= ASSIGNED TASK =
Copy all the lines of the data that include the word "kotlin".

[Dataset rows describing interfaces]

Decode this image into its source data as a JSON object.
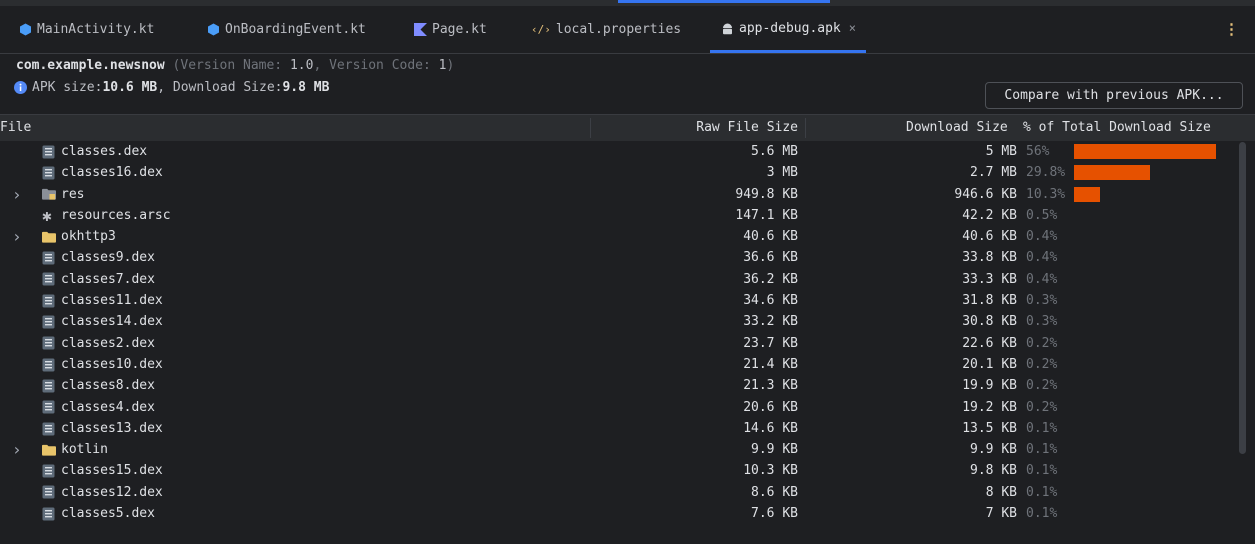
{
  "tabs": [
    {
      "label": "MainActivity.kt",
      "icon": "kotlin-class-icon",
      "active": false
    },
    {
      "label": "OnBoardingEvent.kt",
      "icon": "kotlin-class-icon",
      "active": false
    },
    {
      "label": "Page.kt",
      "icon": "kotlin-file-icon",
      "active": false
    },
    {
      "label": "local.properties",
      "icon": "properties-file-icon",
      "active": false
    },
    {
      "label": "app-debug.apk",
      "icon": "android-icon",
      "active": true
    }
  ],
  "tab_close": "×",
  "more_menu": "⋮",
  "info": {
    "package": "com.example.newsnow",
    "version_prefix": "(Version Name: ",
    "version_name": "1.0",
    "version_mid": ", Version Code: ",
    "version_code": "1",
    "version_suffix": ")",
    "apk_size_label": "APK size: ",
    "apk_size": "10.6 MB",
    "download_label": ", Download Size: ",
    "download_size": "9.8 MB"
  },
  "compare_button": "Compare with previous APK...",
  "columns": {
    "file": "File",
    "raw": "Raw File Size",
    "download": "Download Size",
    "percent": "% of Total Download Size"
  },
  "rows": [
    {
      "name": "classes.dex",
      "type": "dex",
      "raw": "5.6 MB",
      "download": "5 MB",
      "pct": "56%",
      "share": 56
    },
    {
      "name": "classes16.dex",
      "type": "dex",
      "raw": "3 MB",
      "download": "2.7 MB",
      "pct": "29.8%",
      "share": 29.8
    },
    {
      "name": "res",
      "type": "res-folder",
      "raw": "949.8 KB",
      "download": "946.6 KB",
      "pct": "10.3%",
      "share": 10.3,
      "expandable": true
    },
    {
      "name": "resources.arsc",
      "type": "arsc",
      "raw": "147.1 KB",
      "download": "42.2 KB",
      "pct": "0.5%",
      "share": 0.5
    },
    {
      "name": "okhttp3",
      "type": "folder",
      "raw": "40.6 KB",
      "download": "40.6 KB",
      "pct": "0.4%",
      "share": 0.4,
      "expandable": true
    },
    {
      "name": "classes9.dex",
      "type": "dex",
      "raw": "36.6 KB",
      "download": "33.8 KB",
      "pct": "0.4%",
      "share": 0.4
    },
    {
      "name": "classes7.dex",
      "type": "dex",
      "raw": "36.2 KB",
      "download": "33.3 KB",
      "pct": "0.4%",
      "share": 0.4
    },
    {
      "name": "classes11.dex",
      "type": "dex",
      "raw": "34.6 KB",
      "download": "31.8 KB",
      "pct": "0.3%",
      "share": 0.3
    },
    {
      "name": "classes14.dex",
      "type": "dex",
      "raw": "33.2 KB",
      "download": "30.8 KB",
      "pct": "0.3%",
      "share": 0.3
    },
    {
      "name": "classes2.dex",
      "type": "dex",
      "raw": "23.7 KB",
      "download": "22.6 KB",
      "pct": "0.2%",
      "share": 0.2
    },
    {
      "name": "classes10.dex",
      "type": "dex",
      "raw": "21.4 KB",
      "download": "20.1 KB",
      "pct": "0.2%",
      "share": 0.2
    },
    {
      "name": "classes8.dex",
      "type": "dex",
      "raw": "21.3 KB",
      "download": "19.9 KB",
      "pct": "0.2%",
      "share": 0.2
    },
    {
      "name": "classes4.dex",
      "type": "dex",
      "raw": "20.6 KB",
      "download": "19.2 KB",
      "pct": "0.2%",
      "share": 0.2
    },
    {
      "name": "classes13.dex",
      "type": "dex",
      "raw": "14.6 KB",
      "download": "13.5 KB",
      "pct": "0.1%",
      "share": 0.1
    },
    {
      "name": "kotlin",
      "type": "folder",
      "raw": "9.9 KB",
      "download": "9.9 KB",
      "pct": "0.1%",
      "share": 0.1,
      "expandable": true
    },
    {
      "name": "classes15.dex",
      "type": "dex",
      "raw": "10.3 KB",
      "download": "9.8 KB",
      "pct": "0.1%",
      "share": 0.1
    },
    {
      "name": "classes12.dex",
      "type": "dex",
      "raw": "8.6 KB",
      "download": "8 KB",
      "pct": "0.1%",
      "share": 0.1
    },
    {
      "name": "classes5.dex",
      "type": "dex",
      "raw": "7.6 KB",
      "download": "7 KB",
      "pct": "0.1%",
      "share": 0.1
    }
  ],
  "colors": {
    "background": "#1e1f22",
    "accent": "#3574f0",
    "bar": "#e65100",
    "folder": "#e8c46a",
    "kotlin": "#7f52ff",
    "android": "#a4c639"
  }
}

= REPLY TO THE EXERCISE =
      "icon": "kotlin-class-icon",
      "icon": "kotlin-class-icon",
      "icon": "kotlin-file-icon",
      "name": "kotlin",
    "kotlin": "#7f52ff",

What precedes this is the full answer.